The purpose of our studies was to assess prevalence and risk factors of overweight in dogs and cats from an urban healthy population in France, to investigate the owner's perception of their animal, using different tools, and to compare recommendations provided on the petfood labels to treat overweight to current recommendations.
3. Key Messages
Out of 616 dogs and 385 cats studied over a 3 month period, 38.8 % of dogs and 26.8% of cats were overweight, 56.5% and 71.2% optimal, and 4.7% and 2.1% underweight.
Risk factors identified for obesity were: for Cats: neutering, middle age, 41-60 yr old owners, and underestimation of cat's body condition by owners; for Dogs: age, gender and sexual status, and Retriever breed. These results confirm previous findings.
Owners underestimated the body condition of their overweight pet, more with an oral scale than with visual comparison with pictures.

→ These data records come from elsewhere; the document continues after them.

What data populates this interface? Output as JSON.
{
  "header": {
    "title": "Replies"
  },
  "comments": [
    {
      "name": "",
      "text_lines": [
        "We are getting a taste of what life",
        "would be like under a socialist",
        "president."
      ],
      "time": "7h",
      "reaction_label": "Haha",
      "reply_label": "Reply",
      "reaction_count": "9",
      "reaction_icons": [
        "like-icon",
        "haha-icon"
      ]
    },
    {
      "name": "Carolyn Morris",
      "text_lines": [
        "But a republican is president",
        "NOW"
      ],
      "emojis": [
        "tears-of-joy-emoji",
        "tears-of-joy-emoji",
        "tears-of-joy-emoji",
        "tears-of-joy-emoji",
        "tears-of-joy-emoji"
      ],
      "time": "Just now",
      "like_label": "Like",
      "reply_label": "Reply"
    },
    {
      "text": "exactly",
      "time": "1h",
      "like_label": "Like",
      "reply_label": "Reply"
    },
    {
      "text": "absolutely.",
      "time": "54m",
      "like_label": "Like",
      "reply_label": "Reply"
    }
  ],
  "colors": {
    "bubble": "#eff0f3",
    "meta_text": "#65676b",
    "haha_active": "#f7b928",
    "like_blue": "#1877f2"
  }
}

This finding shall be used in practice to make owners more objective about their pets.
The comparison of the energy intake recommended from different petfood labels recommendations with the in-use methods to achieve weight loss in dogs and cats showed that most pet foods were in the range. But a few exceeded even the maintenance requirement, and very few proposed a detailed panel of the options considering the variability of pets.
Depending on the breed, gender and activity of the overweight pet, the recommendations have to be individually adjusted by the practitioner, to ensure the success if the weight loss program.
Obesity in France does not differ from other countries (no French paradox for pets!).
New drugs to treat dogs' obesity shall be considered in combination with appropriate diet and advice. The treatment requires to use adapted methods to educate owners about the overweight of their pet. A minimal knowledge in clinical nutrition is finally required to enable the success of practitioners in the treatment of obesity in dogs and cats.